Why it matters: Concerns about powerful AI systems are growing.
Appearing in Congress on May 16, Mr. Altman implored lawmakers to regulate artificial intelligence. Congressional leaders have expressed concern about the threats AI could pose, including the spread of misinformation and privacy violations.
“I think if this technology goes wrong, it could go terribly wrong. We want to be outspoken about that,” Mr. Altman said in testimony before members of a Senate subcommittee.
In March, more than 1,000 tech leaders and researchers, including Tesla CEO and Twitter owner Elon Musk, called for a moratorium on the development of the most advanced artificial intelligence systems, warning in an open letter that, These tools provide “deep meaning.” Risks to society and humanity. “
In their latest report, OpenAI leaders said, “It is conceivable that within the next 10 years, AI systems will surpass the level of expert skill in most domains and perform as many productive activities as one of the largest corporations today.”
Context: Tech giants are vying for dominance in a fast-growing market.
The latest AI tools could upend the internet’s economy, turning today’s tech giants into obsolete corporations and creating the industry’s next giants.
Tech companies have spent billions on artificial intelligence amid growing concerns that it could match human reasoning and destroy jobs. Goldman Sachs recently estimated that, AI could automate 300 million full-time jobs.
BuzzFeed just launched a chatbot that offers recipe recommendations.
What’s next: Congress is struggling to keep up.
During a hearing last week, Sen. Richard Blumenthal, D-Conn., who chairs the Senate panel, acknowledged that Congress had failed to keep up with new technology.

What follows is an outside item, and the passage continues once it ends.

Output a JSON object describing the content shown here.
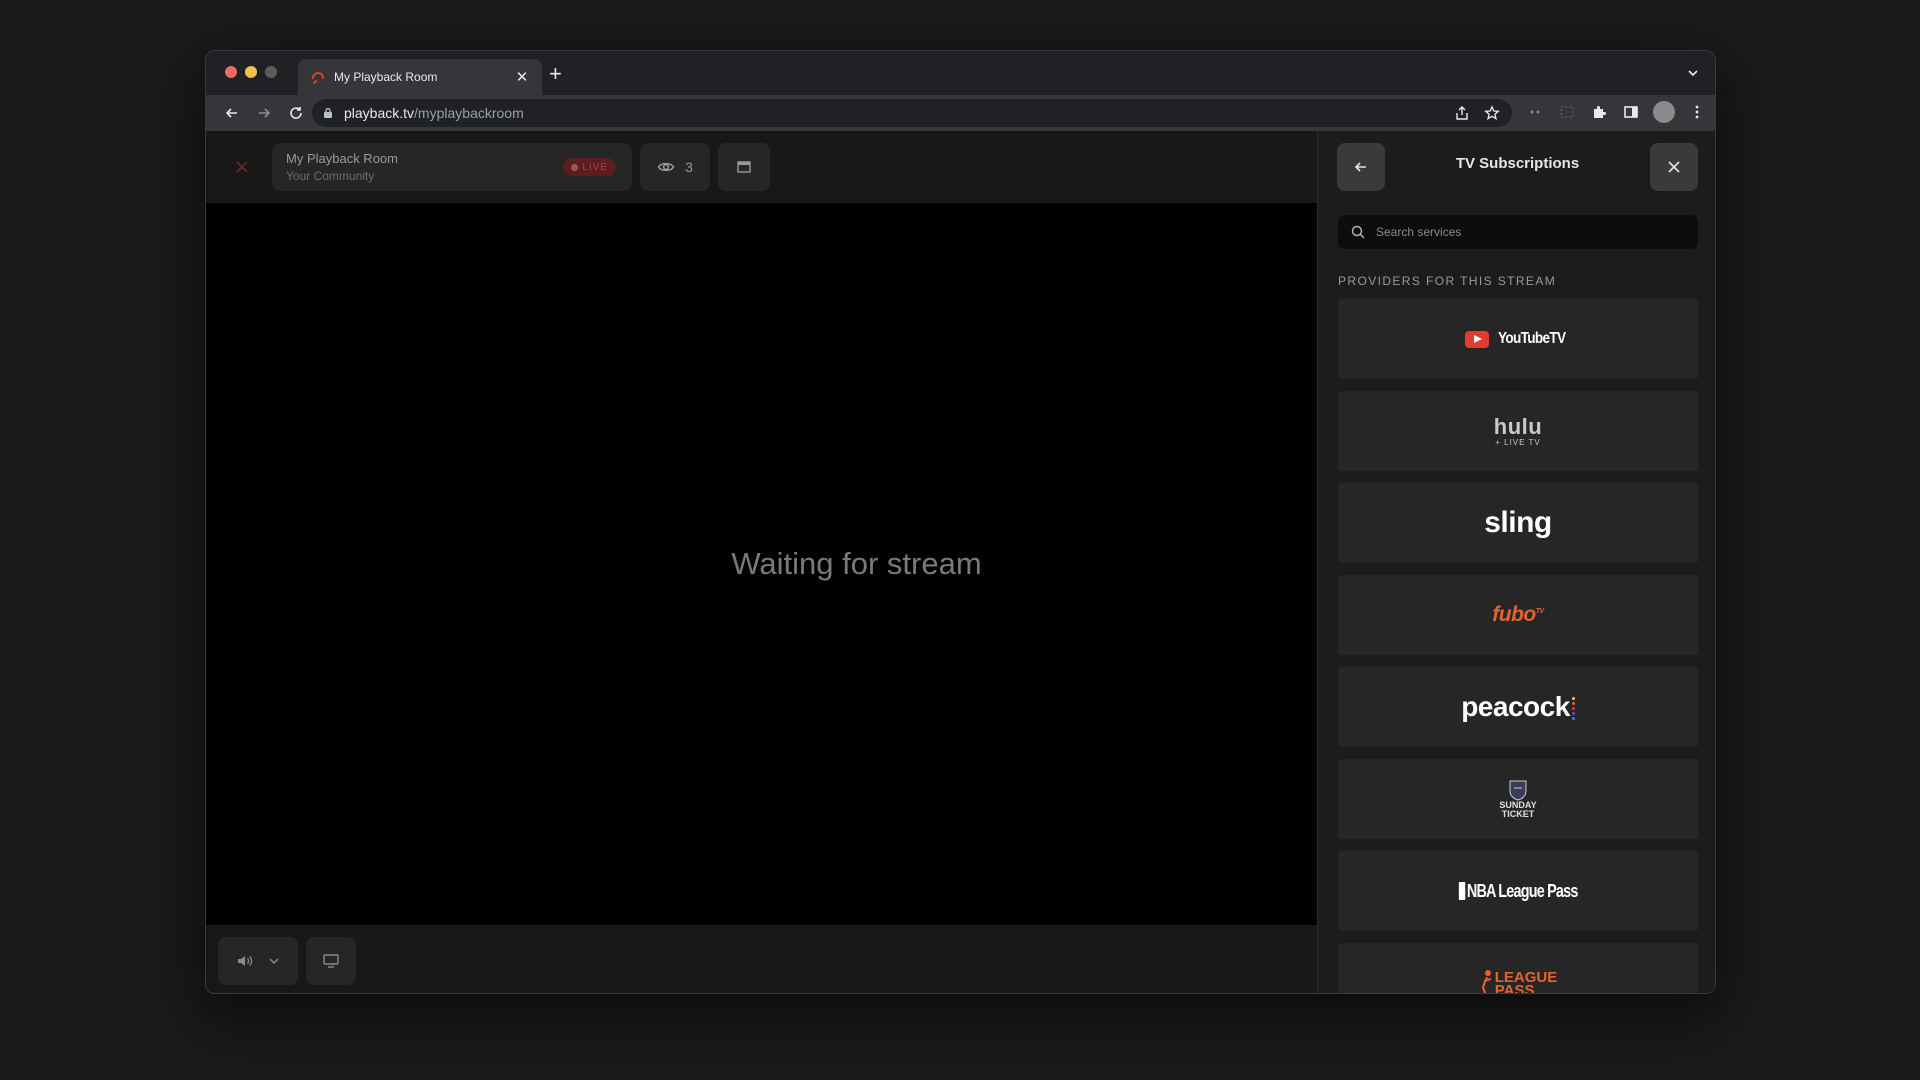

He added that the hearing was the first in a series of hearings to explore the potential of artificial intelligence and eventually “create the rules” for it.
“Our goal is to demystify and account for these new technologies to avoid some of the mistakes of the past,” he said.
But over the years, partisanship and intense lobbying by the tech industry have stalled dozens of bills aimed at tightening rules on privacy, speech and security.